Taliban, al-Qaeda growing apart
The paper revealed that “the Taliban have largely sought to keep al-Qaeda fighters out of their area of operations in Afghanistan in order to gradually del-link themselves from ‘terrorists.’ ”
Direct participation of Arab jihadists now largely occurs through the Haqqani network (a branch of the Taliban active in south-eastern Afghanistan in contrast to the south of Afghanistan where the insurgency is led by the Quetta Shura group under Mullah Omar). However, “total Arab jihadist involvement in Afghanistan has generally diminished since late 2008.”
Al-Qaeda sought to use “supportive” Pakistani religious scholars, especially hard-line Deobandis, to place indirect pressure on the Afghan Taliban to continue to support the organisation.

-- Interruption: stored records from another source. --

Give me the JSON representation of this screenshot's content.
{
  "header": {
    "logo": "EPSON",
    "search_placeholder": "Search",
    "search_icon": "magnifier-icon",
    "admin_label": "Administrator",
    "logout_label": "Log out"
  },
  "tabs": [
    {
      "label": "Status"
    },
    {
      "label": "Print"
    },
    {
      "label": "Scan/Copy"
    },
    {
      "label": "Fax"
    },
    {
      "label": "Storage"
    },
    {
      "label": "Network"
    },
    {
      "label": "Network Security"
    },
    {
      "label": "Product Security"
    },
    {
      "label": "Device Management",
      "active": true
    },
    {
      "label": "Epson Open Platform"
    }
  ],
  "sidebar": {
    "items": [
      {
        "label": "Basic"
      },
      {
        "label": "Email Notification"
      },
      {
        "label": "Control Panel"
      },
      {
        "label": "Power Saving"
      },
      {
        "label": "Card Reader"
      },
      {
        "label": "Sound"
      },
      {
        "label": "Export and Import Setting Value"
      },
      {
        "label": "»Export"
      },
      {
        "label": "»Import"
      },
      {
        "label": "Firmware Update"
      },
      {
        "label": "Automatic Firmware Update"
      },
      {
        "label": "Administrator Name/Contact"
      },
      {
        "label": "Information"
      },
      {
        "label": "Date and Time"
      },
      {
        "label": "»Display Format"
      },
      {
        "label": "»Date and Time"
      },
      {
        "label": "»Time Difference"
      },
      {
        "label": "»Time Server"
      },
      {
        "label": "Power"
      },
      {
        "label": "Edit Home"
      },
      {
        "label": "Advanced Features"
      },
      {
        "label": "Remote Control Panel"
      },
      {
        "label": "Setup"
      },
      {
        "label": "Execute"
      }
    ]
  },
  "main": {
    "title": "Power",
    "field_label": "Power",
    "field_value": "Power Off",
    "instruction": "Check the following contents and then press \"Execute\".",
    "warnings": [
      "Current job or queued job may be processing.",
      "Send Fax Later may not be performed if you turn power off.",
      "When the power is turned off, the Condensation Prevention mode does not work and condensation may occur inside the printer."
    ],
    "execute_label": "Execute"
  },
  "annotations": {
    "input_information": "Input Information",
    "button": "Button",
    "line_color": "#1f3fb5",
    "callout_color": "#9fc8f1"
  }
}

Bin Laden’s organisation also built stronger links with Pakistani jihadist groups such as Tehreek-e-Taliban and Lashkar-e-Taiba to “guard against any attempts by the Quetta Shura to control” al-Qaeda.
The researchers noted that al-Qaeda stepped up attempts to establish alternative bases in Yemen and Somalia “as insurance” in the event an agreement was reached between the Afghan government, its Western backers and the Taliban.
Signs of differences between al-Qaeda. the Taliban
Recent statements from the Taliban and al-Qaeda highlight some of their differences, the paper noted.
“For instance, the Taliban’s Eid message made no references to foreign fighters in Afghanistan and framed its ‘jihad’ as a legitimate resistance to foreign ‘aggression’ in line with international norms rather than as part of a global religious conflict – a view which al-Qaeda would entirely reject,” the researchers wrote.
The statement additionally called for ‘Muslim countries’ to help stabilise Afghanistan. However, al-Qaeda believes such regimes are “apostates,” the authors noted.
Al-Qaeda has recently issued a large number of statements saying that the Americans are being defeated in Afghanistan and that the Taliban will never negotiate. This is “propaganda that is clearly intended to make it harder for the Taliban to begin such negotiations,” they wrote.
The researchers conclude that it is unlikely the Taliban will hand over bin Laden “to non-Muslims” or allow him to be killed or captured.
However, there are face-saving compromises that would allow the Taliban to make a deal without appearing to “betray” al-Qaeda, the paper noted.
One option is for the Quetta Shura to agree to entirely relocate to Afghanistan while leaving Bin Laden under local tribal protection in Waziristan, Pakistan.
Another option might be for the Taliban to put Bin Laden on trial in one of their “Sharia courts” on charges of encouraging attacks against “innocent Muslim civilians.”
Analysis by Camille Tawil